Start of Source records

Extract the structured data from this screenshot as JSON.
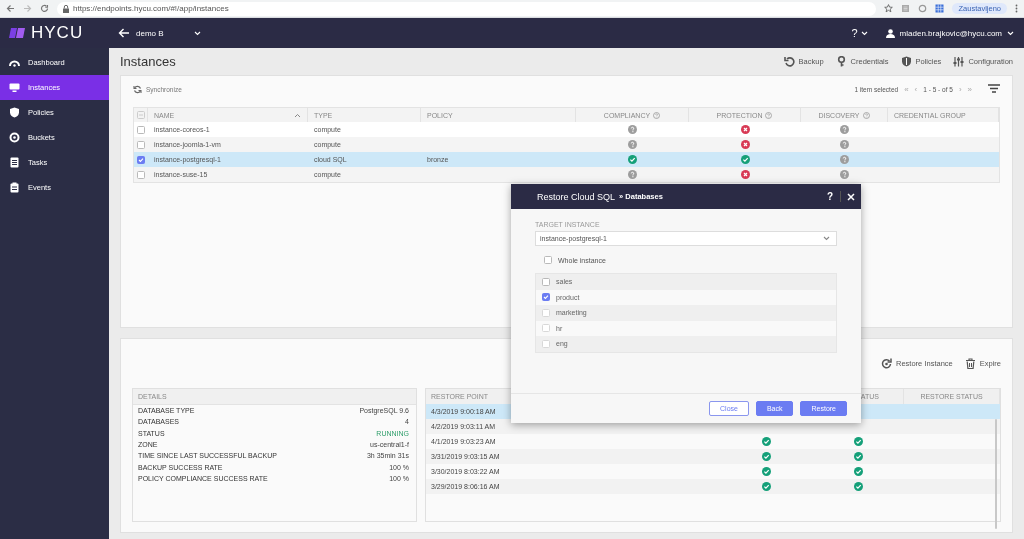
{
  "browser": {
    "url": "https://endpoints.hycu.com/#!/app/instances",
    "profile": "Zaustavljeno"
  },
  "app": {
    "logo": "HYCU",
    "project": "demo B",
    "help": "?",
    "user": "mladen.brajkovic@hycu.com"
  },
  "sidebar": {
    "items": [
      {
        "label": "Dashboard",
        "selected": false
      },
      {
        "label": "Instances",
        "selected": true
      },
      {
        "label": "Policies",
        "selected": false
      },
      {
        "label": "Buckets",
        "selected": false
      },
      {
        "label": "Tasks",
        "selected": false
      },
      {
        "label": "Events",
        "selected": false
      }
    ]
  },
  "page": {
    "title": "Instances",
    "actions": [
      {
        "label": "Backup"
      },
      {
        "label": "Credentials"
      },
      {
        "label": "Policies"
      },
      {
        "label": "Configuration"
      }
    ]
  },
  "instances": {
    "synchronize": "Synchronize",
    "selection_count": "1 item selected",
    "pagination": {
      "first": "«",
      "prev": "‹",
      "range": "1 - 5 - of 5",
      "next": "›",
      "last": "»"
    },
    "columns": [
      {
        "label": "NAME",
        "help": false,
        "sorted": true
      },
      {
        "label": "TYPE",
        "help": false,
        "sorted": false
      },
      {
        "label": "POLICY",
        "help": false,
        "sorted": false
      },
      {
        "label": "COMPLIANCY",
        "help": true,
        "sorted": false
      },
      {
        "label": "PROTECTION",
        "help": true,
        "sorted": false
      },
      {
        "label": "DISCOVERY",
        "help": true,
        "sorted": false
      },
      {
        "label": "CREDENTIAL GROUP",
        "help": false,
        "sorted": false
      }
    ],
    "rows": [
      {
        "name": "instance-coreos-1",
        "type": "compute",
        "compliancy": {
          "kind": "unknown"
        },
        "protection": {
          "kind": "error"
        },
        "discovery": {
          "kind": "unknown"
        },
        "selected": false
      },
      {
        "name": "instance-joomla-1-vm",
        "type": "compute",
        "compliancy": {
          "kind": "unknown"
        },
        "protection": {
          "kind": "error"
        },
        "discovery": {
          "kind": "unknown"
        },
        "selected": false
      },
      {
        "name": "instance-postgresql-1",
        "type": "cloud SQL",
        "policy": "bronze",
        "compliancy": {
          "kind": "ok"
        },
        "protection": {
          "kind": "ok"
        },
        "discovery": {
          "kind": "unknown"
        },
        "selected": true
      },
      {
        "name": "instance-suse-15",
        "type": "compute",
        "compliancy": {
          "kind": "unknown"
        },
        "protection": {
          "kind": "error"
        },
        "discovery": {
          "kind": "unknown"
        },
        "selected": false
      }
    ]
  },
  "details": {
    "title": "DETAILS",
    "fields": [
      {
        "label": "DATABASE TYPE",
        "value": "PostgreSQL 9.6",
        "kind": "plain"
      },
      {
        "label": "DATABASES",
        "value": "4",
        "kind": "plain"
      },
      {
        "label": "STATUS",
        "value": "RUNNING",
        "kind": "status"
      },
      {
        "label": "ZONE",
        "value": "us-central1-f",
        "kind": "plain"
      },
      {
        "label": "TIME SINCE LAST SUCCESSFUL BACKUP",
        "value": "3h 35min 31s",
        "kind": "plain"
      },
      {
        "label": "BACKUP SUCCESS RATE",
        "value": "100 %",
        "kind": "plain"
      },
      {
        "label": "POLICY COMPLIANCE SUCCESS RATE",
        "value": "100 %",
        "kind": "plain"
      }
    ]
  },
  "restore_points": {
    "actions": [
      {
        "label": "Restore Instance"
      },
      {
        "label": "Expire"
      }
    ],
    "columns": {
      "restore_point": "RESTORE POINT",
      "column_3": "ATUS",
      "restore_status": "RESTORE STATUS"
    },
    "rows": [
      {
        "time": "4/3/2019 9:00:18 AM",
        "selected": true
      },
      {
        "time": "4/2/2019 9:03:11 AM",
        "selected": false
      },
      {
        "time": "4/1/2019 9:03:23 AM",
        "column_2": {
          "kind": "ok"
        },
        "column_3": {
          "kind": "ok"
        },
        "selected": false
      },
      {
        "time": "3/31/2019 9:03:15 AM",
        "column_2": {
          "kind": "ok"
        },
        "column_3": {
          "kind": "ok"
        },
        "selected": false
      },
      {
        "time": "3/30/2019 8:03:22 AM",
        "column_2": {
          "kind": "ok"
        },
        "column_3": {
          "kind": "ok"
        },
        "selected": false
      },
      {
        "time": "3/29/2019 8:06:16 AM",
        "column_2": {
          "kind": "ok"
        },
        "column_3": {
          "kind": "ok"
        },
        "selected": false
      }
    ]
  },
  "dialog": {
    "title": "Restore Cloud SQL",
    "subtitle": "» Databases",
    "help": "?",
    "target_label": "TARGET INSTANCE",
    "target_value": "instance-postgresql-1",
    "whole_instance": {
      "label": "Whole instance",
      "checked": false
    },
    "databases": [
      {
        "label": "sales",
        "checked": false
      },
      {
        "label": "product",
        "checked": true
      },
      {
        "label": "marketing",
        "checked": false
      },
      {
        "label": "hr",
        "checked": false
      },
      {
        "label": "eng",
        "checked": false
      }
    ],
    "buttons": [
      {
        "label": "Close",
        "kind": "secondary"
      },
      {
        "label": "Back",
        "kind": "primary"
      },
      {
        "label": "Restore",
        "kind": "primary"
      }
    ]
  }
}
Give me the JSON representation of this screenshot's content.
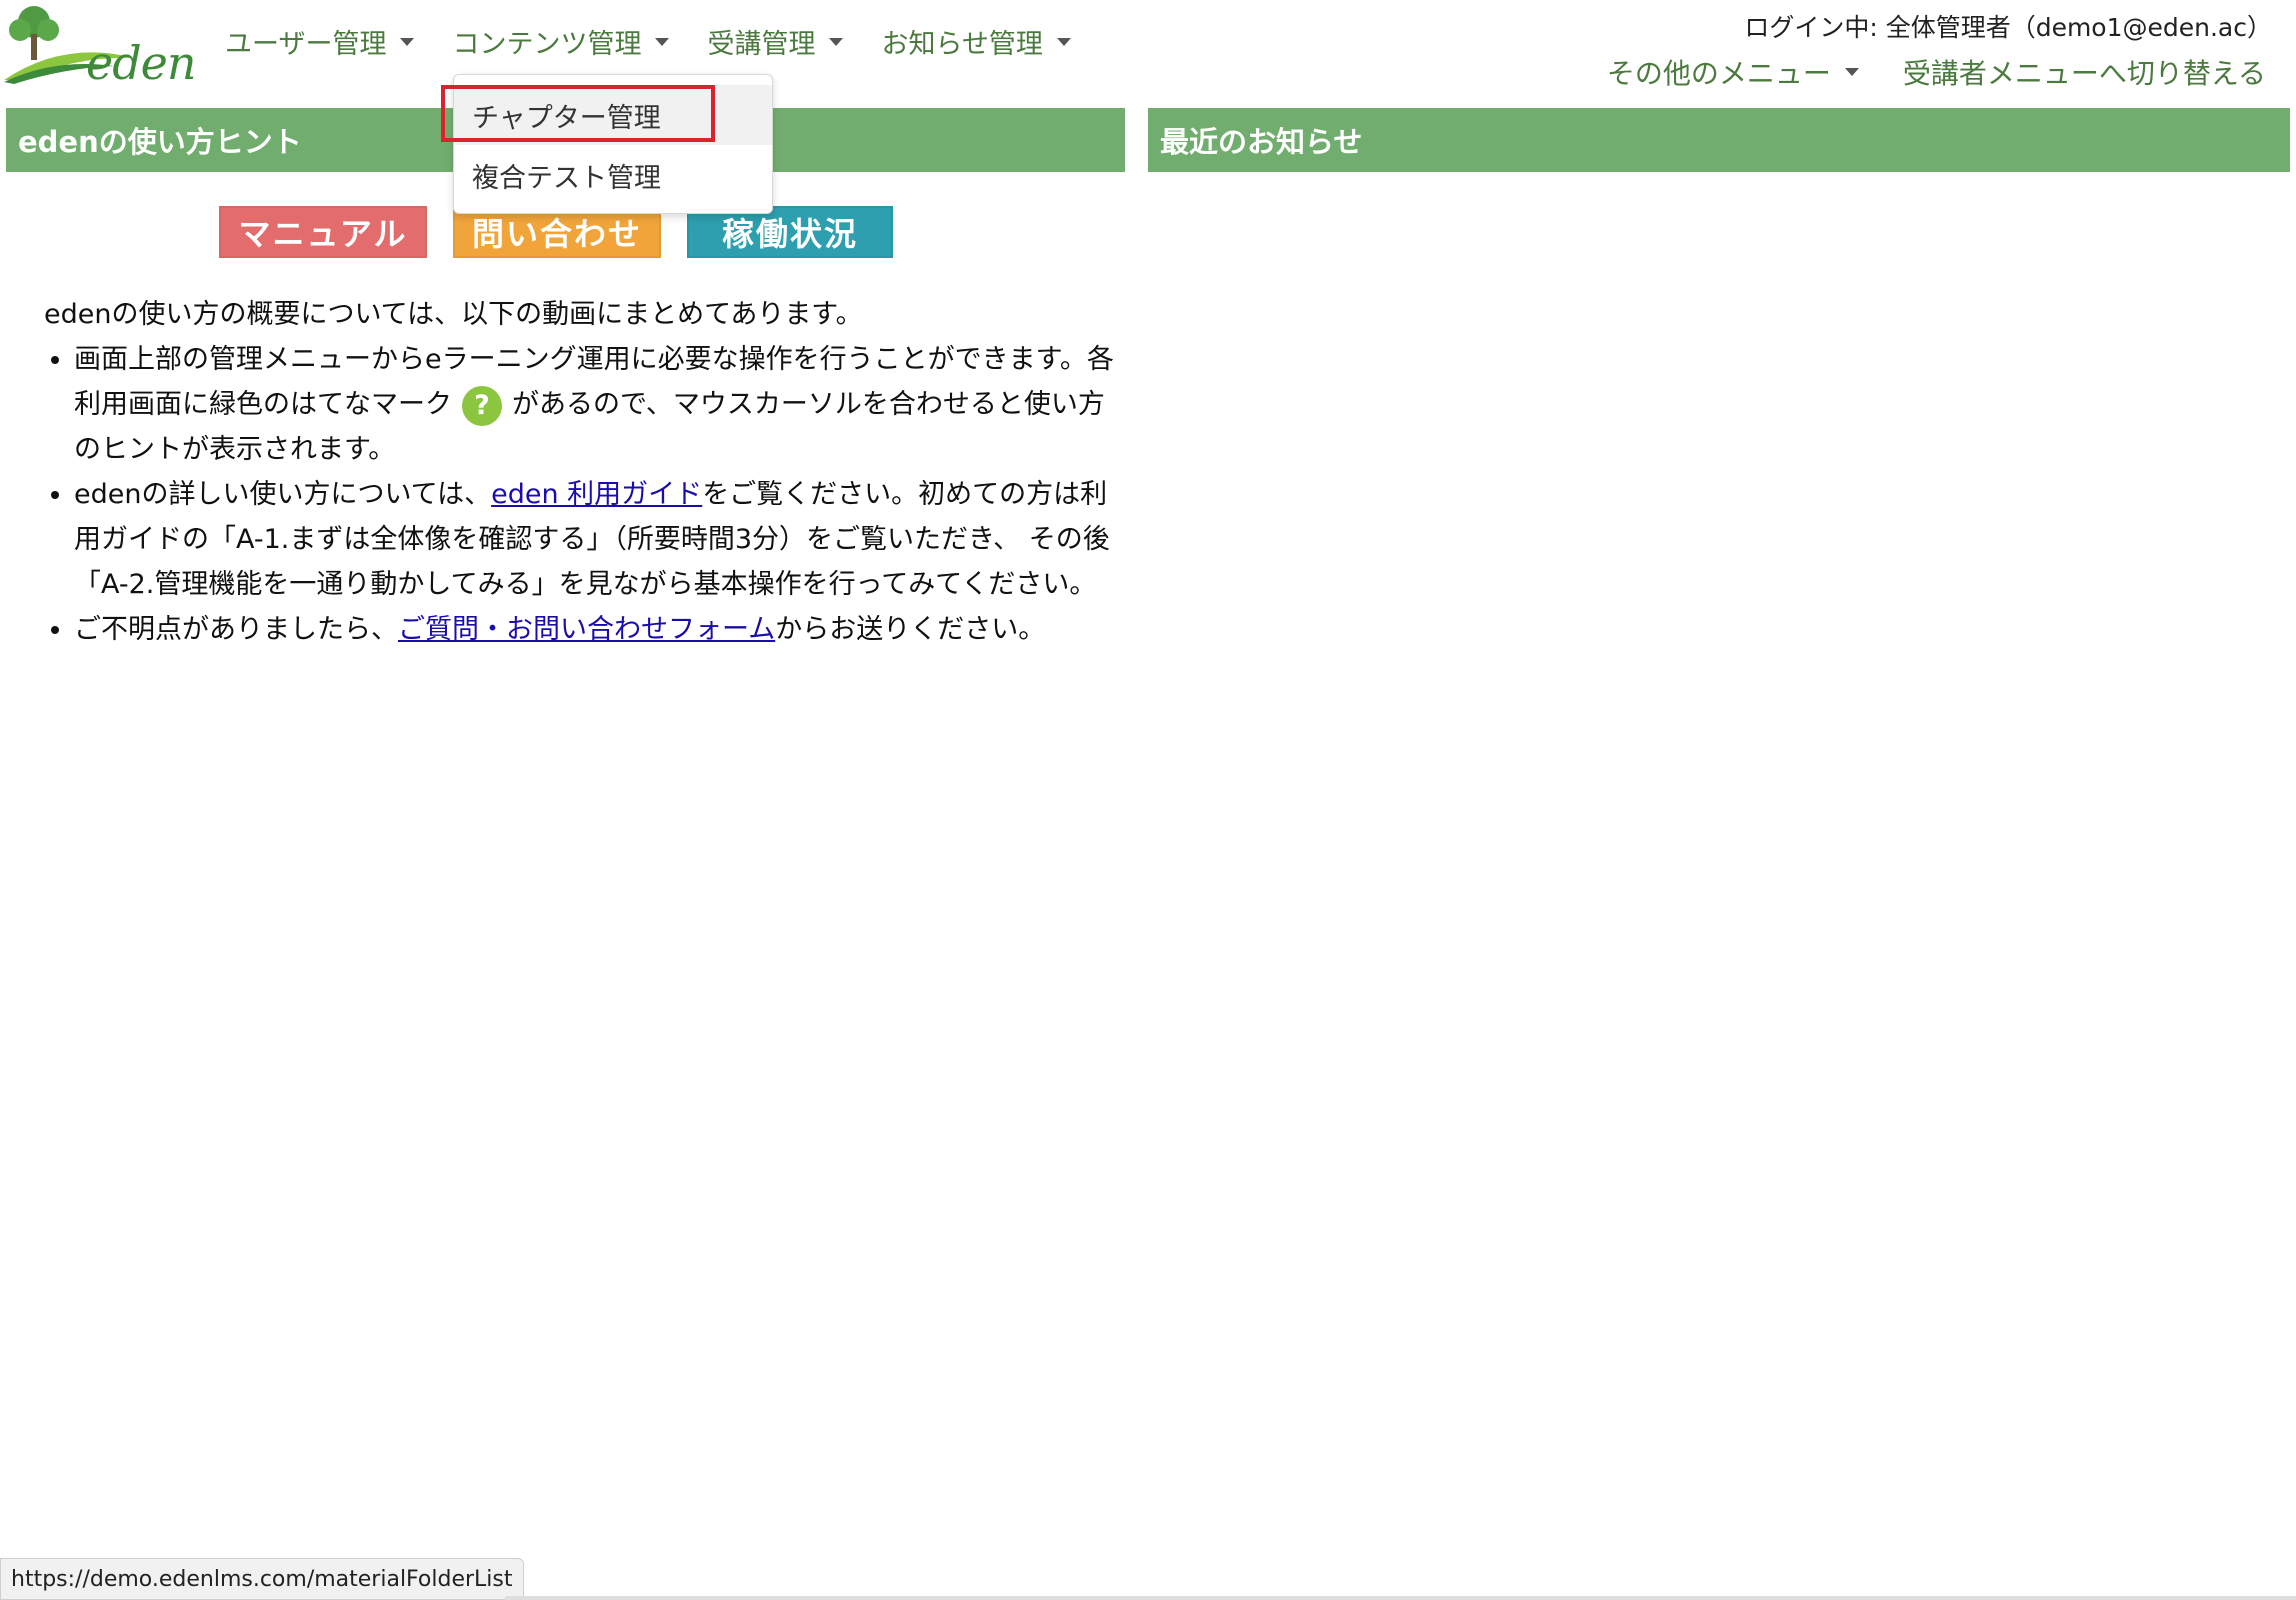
{
  "logo": {
    "text": "eden"
  },
  "nav": {
    "items": [
      {
        "label": "ユーザー管理"
      },
      {
        "label": "コンテンツ管理"
      },
      {
        "label": "受講管理"
      },
      {
        "label": "お知らせ管理"
      }
    ]
  },
  "login_info": "ログイン中: 全体管理者（demo1@eden.ac）",
  "right_menu": {
    "other_menu": "その他のメニュー",
    "switch_menu": "受講者メニューへ切り替える"
  },
  "dropdown": {
    "items": [
      {
        "label": "チャプター管理"
      },
      {
        "label": "複合テスト管理"
      }
    ]
  },
  "left_panel": {
    "title": "edenの使い方ヒント",
    "buttons": {
      "manual": "マニュアル",
      "contact": "問い合わせ",
      "status": "稼働状況"
    },
    "intro": "edenの使い方の概要については、以下の動画にまとめてあります。",
    "bullets": {
      "b1_part1": "画面上部の管理メニューからeラーニング運用に必要な操作を行うことができます。各利用画面に緑色のはてなマーク",
      "b1_icon": "?",
      "b1_part2": "があるので、マウスカーソルを合わせると使い方のヒントが表示されます。",
      "b2_part1": "edenの詳しい使い方については、",
      "b2_link": "eden 利用ガイド",
      "b2_part2": "をご覧ください。初めての方は利用ガイドの「A-1.まずは全体像を確認する」（所要時間3分）をご覧いただき、 その後「A-2.管理機能を一通り動かしてみる」を見ながら基本操作を行ってみてください。",
      "b3_part1": "ご不明点がありましたら、",
      "b3_link": "ご質問・お問い合わせフォーム",
      "b3_part2": "からお送りください。"
    }
  },
  "right_panel": {
    "title": "最近のお知らせ"
  },
  "status_url": "https://demo.edenlms.com/materialFolderList",
  "colors": {
    "header_green": "#71ad6e",
    "nav_text": "#4b7a3e",
    "highlight_red": "#d9232d",
    "link_blue": "#1a0dab"
  }
}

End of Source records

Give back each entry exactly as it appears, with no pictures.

• _Result_
Extract the structured data from this screenshot as JSON.
{
  "browser": {
    "url": "https://endpoints.hycu.com/#!/app/instances",
    "profile": "Zaustavljeno"
  },
  "app": {
    "logo": "HYCU",
    "project": "demo B",
    "help": "?",
    "user": "mladen.brajkovic@hycu.com"
  },
  "sidebar": {
    "items": [
      {
        "label": "Dashboard",
        "selected": false
      },
      {
        "label": "Instances",
        "selected": true
      },
      {
        "label": "Policies",
        "selected": false
      },
      {
        "label": "Buckets",
        "selected": false
      },
      {
        "label": "Tasks",
        "selected": false
      },
      {
        "label": "Events",
        "selected": false
      }
    ]
  },
  "page": {
    "title": "Instances",
    "actions": [
      {
        "label": "Backup"
      },
      {
        "label": "Credentials"
      },
      {
        "label": "Policies"
      },
      {
        "label": "Configuration"
      }
    ]
  },
  "instances": {
    "synchronize": "Synchronize",
    "selection_count": "1 item selected",
    "pagination": {
      "first": "«",
      "prev": "‹",
      "range": "1 - 5 - of 5",
      "next": "›",
      "last": "»"
    },
    "columns": [
      {
        "label": "NAME",
        "help": false,
        "sorted": true
      },
      {
        "label": "TYPE",
        "help": false,
        "sorted": false
      },
      {
        "label": "POLICY",
        "help": false,
        "sorted": false
      },
      {
        "label": "COMPLIANCY",
        "help": true,
        "sorted": false
      },
      {
        "label": "PROTECTION",
        "help": true,
        "sorted": false
      },
      {
        "label": "DISCOVERY",
        "help": true,
        "sorted": false
      },
      {
        "label": "CREDENTIAL GROUP",
        "help": false,
        "sorted": false
      }
    ],
    "rows": [
      {
        "name": "instance-coreos-1",
        "type": "compute",
        "compliancy": {
          "kind": "unknown"
        },
        "protection": {
          "kind": "error"
        },
        "discovery": {
          "kind": "unknown"
        },
        "selected": false
      },
      {
        "name": "instance-joomla-1-vm",
        "type": "compute",
        "compliancy": {
          "kind": "unknown"
        },
        "protection": {
          "kind": "error"
        },
        "discovery": {
          "kind": "unknown"
        },
        "selected": false
      },
      {
        "name": "instance-postgresql-1",
        "type": "cloud SQL",
        "policy": "bronze",
        "compliancy": {
          "kind": "ok"
        },
        "protection": {
          "kind": "ok"
        },
        "discovery": {
          "kind": "unknown"
        },
        "selected": true
      },
      {
        "name": "instance-suse-15",
        "type": "compute",
        "compliancy": {
          "kind": "unknown"
        },
        "protection": {
          "kind": "error"
        },
        "discovery": {
          "kind": "unknown"
        },
        "selected": false
      }
    ]
  },
  "details": {
    "title": "DETAILS",
    "fields": [
      {
        "label": "DATABASE TYPE",
        "value": "PostgreSQL 9.6",
        "kind": "plain"
      },
      {
        "label": "DATABASES",
        "value": "4",
        "kind": "plain"
      },
      {
        "label": "STATUS",
        "value": "RUNNING",
        "kind": "status"
      },
      {
        "label": "ZONE",
        "value": "us-central1-f",
        "kind": "plain"
      },
      {
        "label": "TIME SINCE LAST SUCCESSFUL BACKUP",
        "value": "3h 35min 31s",
        "kind": "plain"
      },
      {
        "label": "BACKUP SUCCESS RATE",
        "value": "100 %",
        "kind": "plain"
      },
      {
        "label": "POLICY COMPLIANCE SUCCESS RATE",
        "value": "100 %",
        "kind": "plain"
      }
    ]
  },
  "restore_points": {
    "actions": [
      {
        "label": "Restore Instance"
      },
      {
        "label": "Expire"
      }
    ],
    "columns": {
      "restore_point": "RESTORE POINT",
      "column_3": "ATUS",
      "restore_status": "RESTORE STATUS"
    },
    "rows": [
      {
        "time": "4/3/2019 9:00:18 AM",
        "selected": true
      },
      {
        "time": "4/2/2019 9:03:11 AM",
        "selected": false
      },
      {
        "time": "4/1/2019 9:03:23 AM",
        "column_2": {
          "kind": "ok"
        },
        "column_3": {
          "kind": "ok"
        },
        "selected": false
      },
      {
        "time": "3/31/2019 9:03:15 AM",
        "column_2": {
          "kind": "ok"
        },
        "column_3": {
          "kind": "ok"
        },
        "selected": false
      },
      {
        "time": "3/30/2019 8:03:22 AM",
        "column_2": {
          "kind": "ok"
        },
        "column_3": {
          "kind": "ok"
        },
        "selected": false
      },
      {
        "time": "3/29/2019 8:06:16 AM",
        "column_2": {
          "kind": "ok"
        },
        "column_3": {
          "kind": "ok"
        },
        "selected": false
      }
    ]
  },
  "dialog": {
    "title": "Restore Cloud SQL",
    "subtitle": "» Databases",
    "help": "?",
    "target_label": "TARGET INSTANCE",
    "target_value": "instance-postgresql-1",
    "whole_instance": {
      "label": "Whole instance",
      "checked": false
    },
    "databases": [
      {
        "label": "sales",
        "checked": false
      },
      {
        "label": "product",
        "checked": true
      },
      {
        "label": "marketing",
        "checked": false
      },
      {
        "label": "hr",
        "checked": false
      },
      {
        "label": "eng",
        "checked": false
      }
    ],
    "buttons": [
      {
        "label": "Close",
        "kind": "secondary"
      },
      {
        "label": "Back",
        "kind": "primary"
      },
      {
        "label": "Restore",
        "kind": "primary"
      }
    ]
  }
}
Give me the JSON representation of this screenshot's content.
{
  "logo": {
    "text": "eden"
  },
  "nav": {
    "items": [
      {
        "label": "ユーザー管理"
      },
      {
        "label": "コンテンツ管理"
      },
      {
        "label": "受講管理"
      },
      {
        "label": "お知らせ管理"
      }
    ]
  },
  "login_info": "ログイン中: 全体管理者（demo1@eden.ac）",
  "right_menu": {
    "other_menu": "その他のメニュー",
    "switch_menu": "受講者メニューへ切り替える"
  },
  "dropdown": {
    "items": [
      {
        "label": "チャプター管理"
      },
      {
        "label": "複合テスト管理"
      }
    ]
  },
  "left_panel": {
    "title": "edenの使い方ヒント",
    "buttons": {
      "manual": "マニュアル",
      "contact": "問い合わせ",
      "status": "稼働状況"
    },
    "intro": "edenの使い方の概要については、以下の動画にまとめてあります。",
    "bullets": {
      "b1_part1": "画面上部の管理メニューからeラーニング運用に必要な操作を行うことができます。各利用画面に緑色のはてなマーク",
      "b1_icon": "?",
      "b1_part2": "があるので、マウスカーソルを合わせると使い方のヒントが表示されます。",
      "b2_part1": "edenの詳しい使い方については、",
      "b2_link": "eden 利用ガイド",
      "b2_part2": "をご覧ください。初めての方は利用ガイドの「A-1.まずは全体像を確認する」（所要時間3分）をご覧いただき、 その後「A-2.管理機能を一通り動かしてみる」を見ながら基本操作を行ってみてください。",
      "b3_part1": "ご不明点がありましたら、",
      "b3_link": "ご質問・お問い合わせフォーム",
      "b3_part2": "からお送りください。"
    }
  },
  "right_panel": {
    "title": "最近のお知らせ"
  },
  "status_url": "https://demo.edenlms.com/materialFolderList",
  "colors": {
    "header_green": "#71ad6e",
    "nav_text": "#4b7a3e",
    "highlight_red": "#d9232d",
    "link_blue": "#1a0dab"
  }
}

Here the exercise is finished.